Though the decade of the nineteen-twenties witnessed a veritable reign of power for the playhouse, there was a real age defying new resurgence in the theater, culminating with “Othello” and “The Merchant of Venice.” Branagh returned to his role as Don Marquis de Pompadour in “Othello,” while Christopher Columbus returned again to the part of the young prince in “The Merchant of Venice.” Both of these masterful performances elevated these great plays to critical acclaim and established them as the benchmarks of great drama acting. These successes set the tone for what would become the most prolific period of dramatic production in the history of the American theater.
Of course, age-old favorites like “The Lion King” and” Cats” still enjoy strong audiences today, but many of the newer shows directed by Wes Ball or starring Guy Pierce or Jack Lemmon have a far more modern flavor. These more modern productions are more in line with the current tastes of both audience and producer. The result is that the grand theaters of yesteryear are coming back, and the quality of the shows has reached a new level of quality. These productions are bringing back the charm of the grand old playhouses.
Theatrical fashion has also changed in this day and age. Many of the older style grand theaters have been updated to have more contemporary designs, and in general, the design has become more “less formal.” If you want to see the grand theater in its original glory, you might not be able to, but many of the newer designs are very “people friendly.”

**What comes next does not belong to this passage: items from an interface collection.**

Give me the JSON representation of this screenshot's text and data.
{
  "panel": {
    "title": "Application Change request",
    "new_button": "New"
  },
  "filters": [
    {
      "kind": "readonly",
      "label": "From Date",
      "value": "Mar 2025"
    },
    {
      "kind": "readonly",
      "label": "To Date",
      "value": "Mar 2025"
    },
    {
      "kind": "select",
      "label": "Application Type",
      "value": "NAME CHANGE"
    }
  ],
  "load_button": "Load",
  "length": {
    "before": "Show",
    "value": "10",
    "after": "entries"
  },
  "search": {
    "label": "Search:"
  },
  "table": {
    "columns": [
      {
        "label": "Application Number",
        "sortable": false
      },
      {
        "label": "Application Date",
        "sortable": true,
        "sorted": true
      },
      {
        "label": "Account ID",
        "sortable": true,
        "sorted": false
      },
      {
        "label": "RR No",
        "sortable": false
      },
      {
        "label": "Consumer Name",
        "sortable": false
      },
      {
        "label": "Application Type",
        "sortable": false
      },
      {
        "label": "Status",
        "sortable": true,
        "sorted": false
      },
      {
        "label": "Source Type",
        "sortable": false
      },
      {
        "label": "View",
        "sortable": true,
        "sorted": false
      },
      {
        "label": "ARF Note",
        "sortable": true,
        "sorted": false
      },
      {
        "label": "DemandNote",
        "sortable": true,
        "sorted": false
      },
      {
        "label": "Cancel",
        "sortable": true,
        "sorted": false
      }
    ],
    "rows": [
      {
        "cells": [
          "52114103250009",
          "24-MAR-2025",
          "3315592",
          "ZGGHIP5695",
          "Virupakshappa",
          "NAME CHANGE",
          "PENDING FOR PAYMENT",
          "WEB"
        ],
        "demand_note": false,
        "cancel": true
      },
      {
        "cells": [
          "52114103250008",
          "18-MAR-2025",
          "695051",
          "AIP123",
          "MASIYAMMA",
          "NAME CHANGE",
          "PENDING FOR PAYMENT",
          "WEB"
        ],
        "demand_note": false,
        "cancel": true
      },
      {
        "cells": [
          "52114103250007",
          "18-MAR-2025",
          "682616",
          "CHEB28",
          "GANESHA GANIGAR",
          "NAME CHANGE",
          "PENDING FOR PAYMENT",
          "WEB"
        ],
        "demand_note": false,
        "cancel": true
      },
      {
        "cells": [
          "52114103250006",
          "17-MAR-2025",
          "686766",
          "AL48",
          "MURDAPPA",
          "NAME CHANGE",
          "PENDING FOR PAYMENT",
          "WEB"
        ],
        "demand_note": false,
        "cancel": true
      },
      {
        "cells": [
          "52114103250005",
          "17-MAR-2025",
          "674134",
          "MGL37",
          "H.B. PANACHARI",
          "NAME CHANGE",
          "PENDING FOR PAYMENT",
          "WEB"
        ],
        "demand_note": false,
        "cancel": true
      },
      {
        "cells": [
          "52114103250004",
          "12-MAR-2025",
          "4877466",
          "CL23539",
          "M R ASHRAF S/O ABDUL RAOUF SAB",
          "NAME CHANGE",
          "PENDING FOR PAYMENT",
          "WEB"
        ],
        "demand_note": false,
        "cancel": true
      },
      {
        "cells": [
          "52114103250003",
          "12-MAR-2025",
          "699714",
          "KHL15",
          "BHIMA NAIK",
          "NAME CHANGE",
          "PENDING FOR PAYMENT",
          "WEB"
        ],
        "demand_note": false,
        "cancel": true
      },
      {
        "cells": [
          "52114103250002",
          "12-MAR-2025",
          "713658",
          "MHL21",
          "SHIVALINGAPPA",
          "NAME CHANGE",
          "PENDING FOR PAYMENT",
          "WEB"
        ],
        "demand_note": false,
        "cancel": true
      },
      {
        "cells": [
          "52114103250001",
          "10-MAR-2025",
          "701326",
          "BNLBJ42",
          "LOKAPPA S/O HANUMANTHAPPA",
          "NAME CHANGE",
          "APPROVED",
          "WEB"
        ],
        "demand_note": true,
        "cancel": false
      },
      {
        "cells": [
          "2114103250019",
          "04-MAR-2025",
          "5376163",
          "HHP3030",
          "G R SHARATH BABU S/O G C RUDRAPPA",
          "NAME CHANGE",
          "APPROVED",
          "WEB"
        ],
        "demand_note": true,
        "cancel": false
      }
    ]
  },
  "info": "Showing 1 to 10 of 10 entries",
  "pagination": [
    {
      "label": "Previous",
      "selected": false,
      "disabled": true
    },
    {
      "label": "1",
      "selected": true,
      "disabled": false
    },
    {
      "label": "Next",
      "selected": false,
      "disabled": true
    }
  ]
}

So when considering booking a theater spot, you should look for the production of “Othello” or “Jesus of Nazareth,” or productions like “utherans” or “deranged” or dramas set in the past, like “Camelot” or “House of Cards.” You will find that these classic dramas and comedies have their own fans even today. However, the newer shows have a wider appeal, and they do not seem to be getting old as fast as the classic productions. Make your plans now, because there is a limited amount of space left for the grand theater.